MADRID - Foreign funds will be the buyers of debt-strapped Spanish businesses putting up for sale signs in 2010, many for the symbolic price of 1 euro, the director of a niche investment bank said.
As the world starts to emerge from the global economic crisis, Spain is still hovering behind, with deep unemployment and heavy public debt shouldered by the country's banks. This means there is no money to finance businesses, or their sale.
Spain is up for sale and there's not enough money in the country to buy everything that's being sold, Enrique Quemada, chief executive of ONEtoONE Capital Partners told Reuters in an interview.
Who can buy it all? Now is the time to call in German, Dutch, Arabic and Chinese funds, he added.
ONEtoONE, founded in pre-crisis 2004 to fill a gap for middle-market Spanish deals that were being turned down by major investment banks, is now setting up shop in London and New York to showcase thousands of small and medium enterprises.
Spain, along with its Mediterranean neighbors, has the largest number of SMEs in Europe. Even among its about 120 stock market-listed companies, 17 have a market capitalization of under 100 million euros ($143.9 million), according to ThomsonReuters data.

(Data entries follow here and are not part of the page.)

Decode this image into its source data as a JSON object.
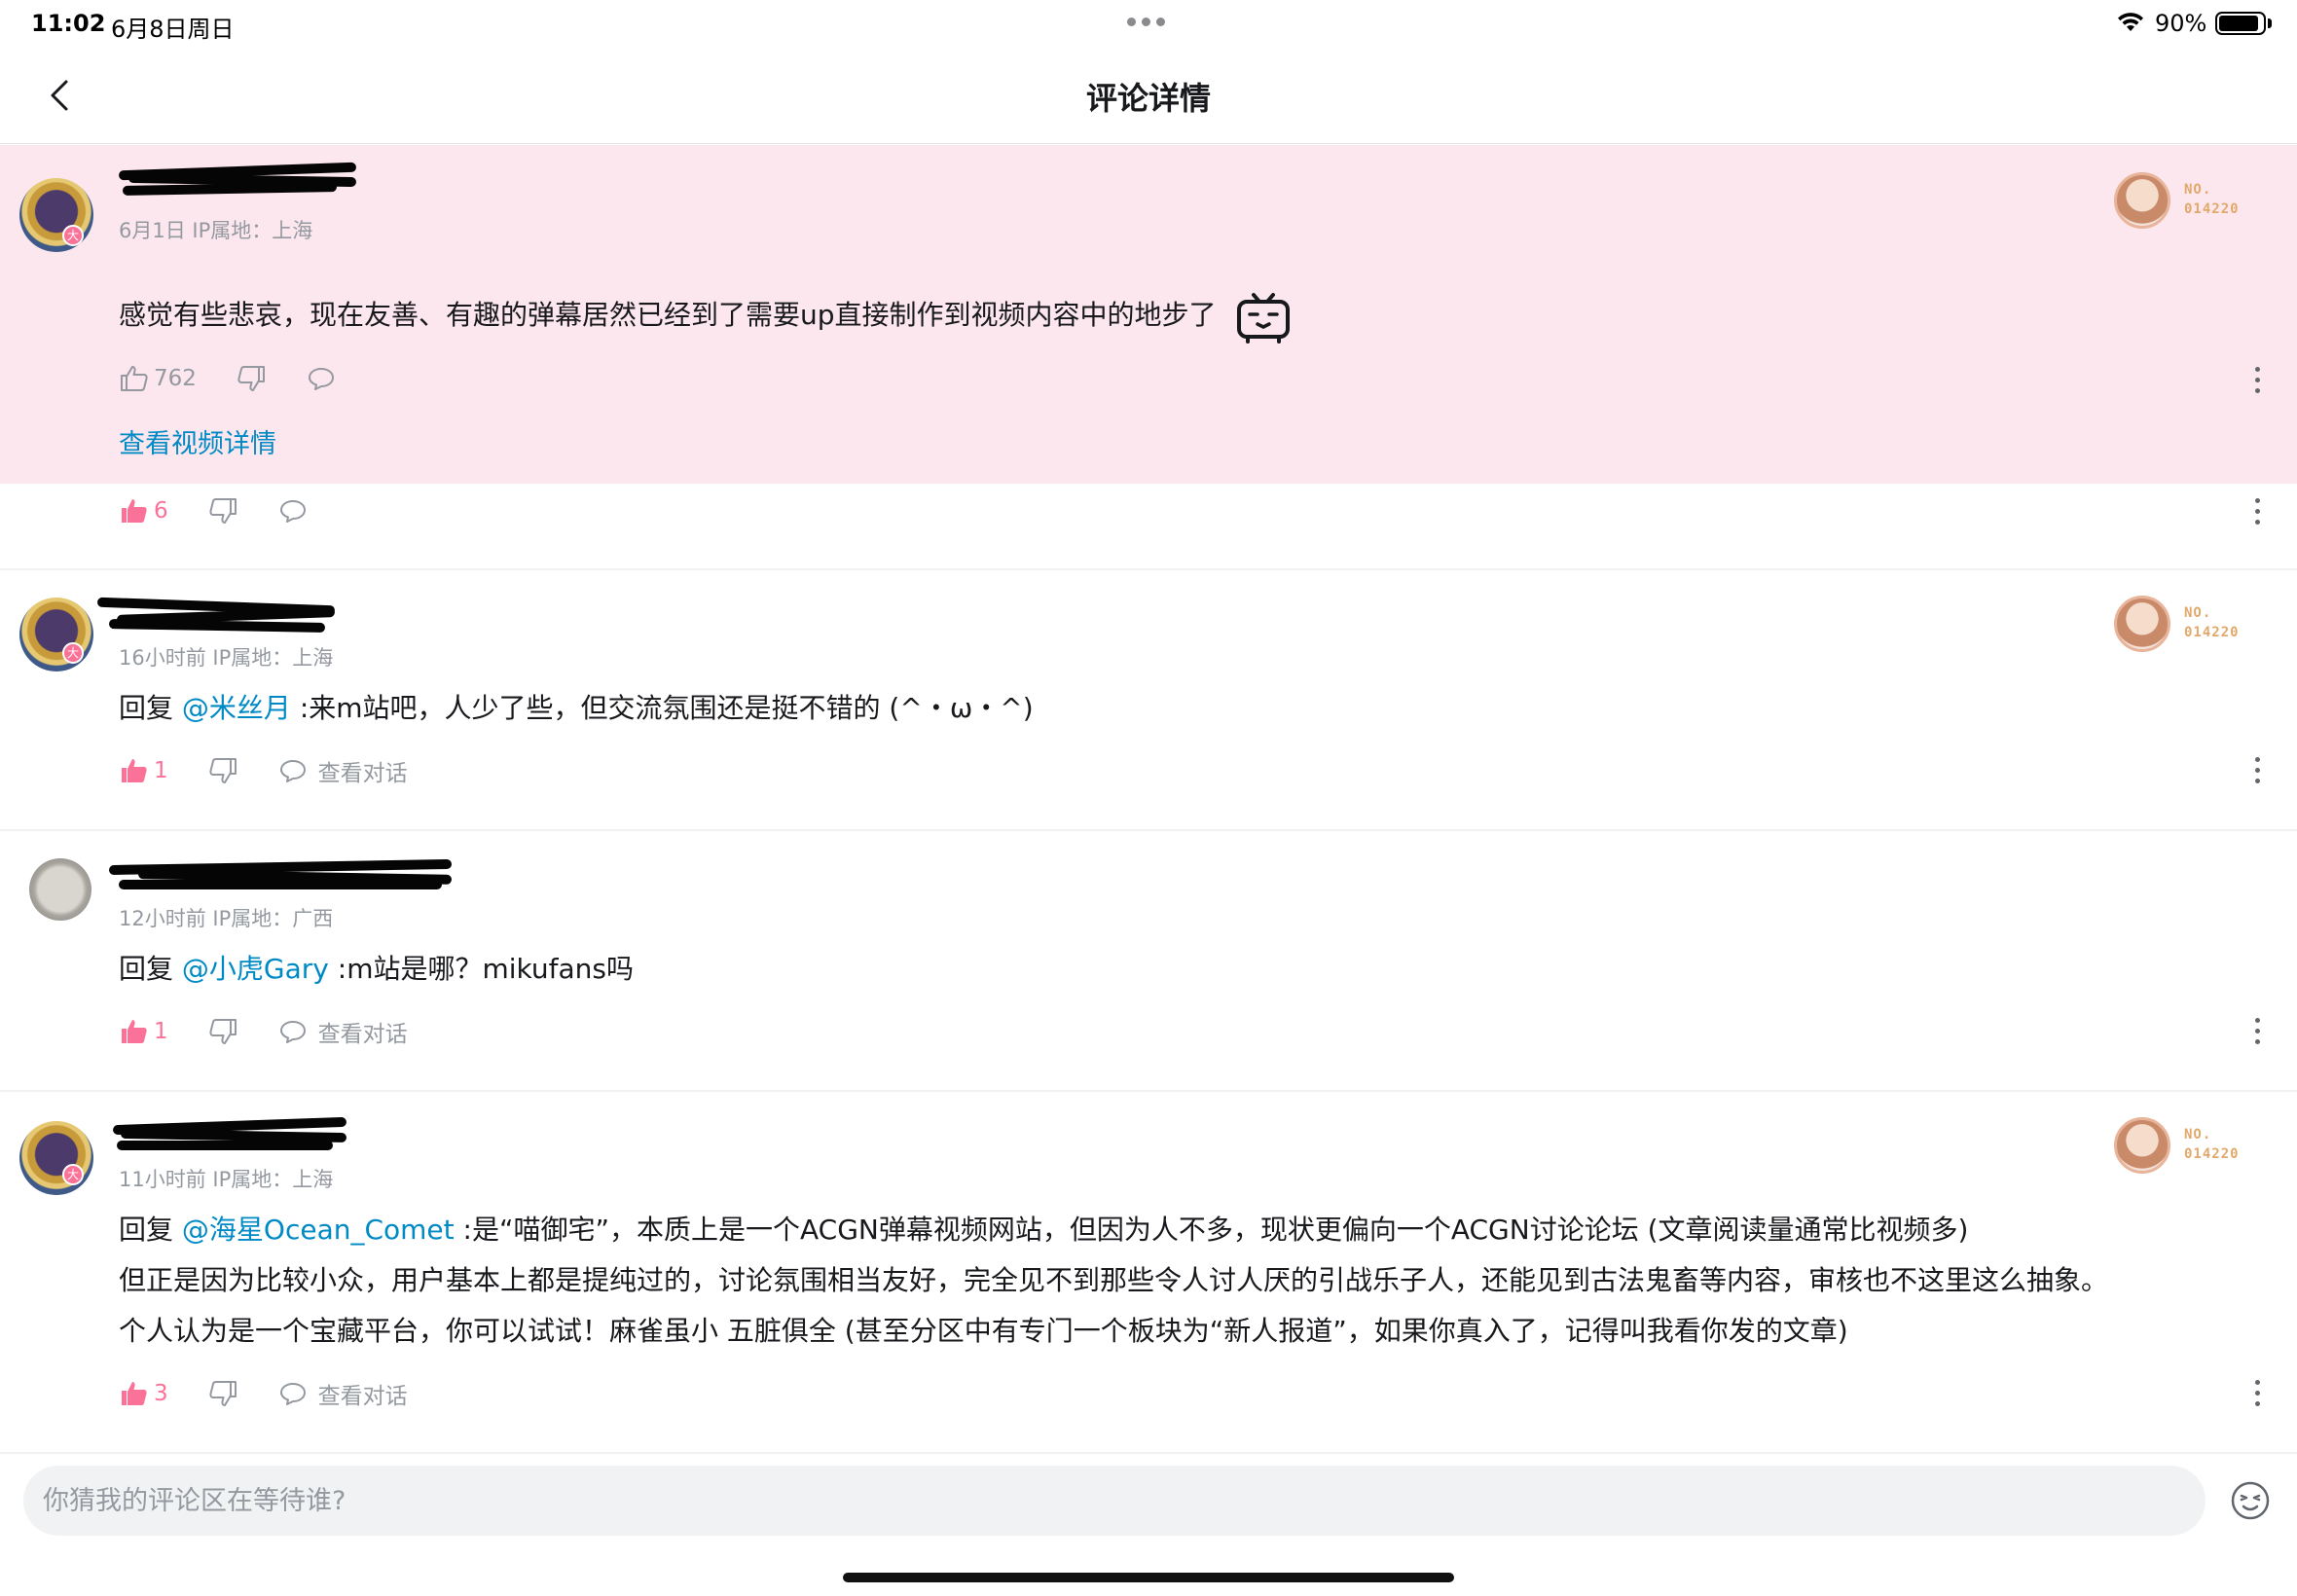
{
  "status_bar": {
    "time": "11:02",
    "date": "6月8日周日",
    "battery": "90%",
    "battery_level": 0.9
  },
  "nav": {
    "title": "评论详情"
  },
  "main_comment": {
    "meta": "6月1日  IP属地：上海",
    "text": "感觉有些悲哀，现在友善、有趣的弹幕居然已经到了需要up直接制作到视频内容中的地步了",
    "likes": "762",
    "view_video": "查看视频详情",
    "fan_no": "NO.\n014220",
    "level": "大"
  },
  "partial_reply": {
    "likes": "6"
  },
  "replies": [
    {
      "meta": "16小时前  IP属地：上海",
      "prefix": "回复 ",
      "mention": "@米丝月",
      "text": " :来m站吧，人少了些，但交流氛围还是挺不错的 (^・ω・^)",
      "likes": "1",
      "view_dialog": "查看对话",
      "fan_no": "NO.\n014220",
      "level": "大"
    },
    {
      "meta": "12小时前  IP属地：广西",
      "prefix": "回复 ",
      "mention": "@小虎Gary",
      "text": " :m站是哪？mikufans吗",
      "likes": "1",
      "view_dialog": "查看对话"
    },
    {
      "meta": "11小时前  IP属地：上海",
      "prefix": "回复 ",
      "mention": "@海星Ocean_Comet",
      "text": " :是“喵御宅”，本质上是一个ACGN弹幕视频网站，但因为人不多，现状更偏向一个ACGN讨论论坛 (文章阅读量通常比视频多)",
      "line2": "但正是因为比较小众，用户基本上都是提纯过的，讨论氛围相当友好，完全见不到那些令人讨人厌的引战乐子人，还能见到古法鬼畜等内容，审核也不这里这么抽象。",
      "line3": "个人认为是一个宝藏平台，你可以试试！麻雀虽小 五脏俱全 (甚至分区中有专门一个板块为“新人报道”，如果你真入了，记得叫我看你发的文章)",
      "likes": "3",
      "view_dialog": "查看对话",
      "fan_no": "NO.\n014220",
      "level": "大"
    }
  ],
  "input": {
    "placeholder": "你猜我的评论区在等待谁?"
  },
  "colors": {
    "accent_pink": "#fb7299",
    "link_blue": "#008ac5",
    "highlight_bg": "#fde7ee",
    "meta_gray": "#9499a0"
  },
  "icons": [
    "back-icon",
    "thumb-up-icon",
    "thumb-down-icon",
    "comment-icon",
    "more-icon",
    "emoji-icon",
    "wifi-icon",
    "battery-icon",
    "bilibili-tv-emoji-icon"
  ]
}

Many business owners have already made small personal fortunes but are struggling to repay corporate debt. They are ready to sell out to investors with fresh capital and the new insight to salvage what in many cases has been a life-long business, Quemada said.
This year, for example, family-owned Spanish penmaker Inoxcrom, with 43 million euros of revenues, was sold to businessman Alberto Novel for 1 euro -- less than the cost of one of its fountain pens -- to off load debt and prevent a filing for administration.
The advantage is that the company comes with its debt. The investor can take a majority stake and when it starts to create value in three years time, pay for the remainder. Nothing is paid now because you're taking a load off the guy's back, Quemada said.
Some 4,300 Spanish companies had filed for administration as of September 30 this year, according to Spain's National Statistics Institute, including listed companies like textile maker Dogi (DGI.MC).
Quemada said 10,000 bankruptcies are expected in 2010, with businesses related to the property, consumer and tourist industries the hardest hit after a decade-long boom.
ONEtoONE is currently advising 115 deals for clients ranging from family-owned businesses to private equity firms and large publicly-listed companies.
(Additional reporting by Tomas Gonzalez; Editing by xxx)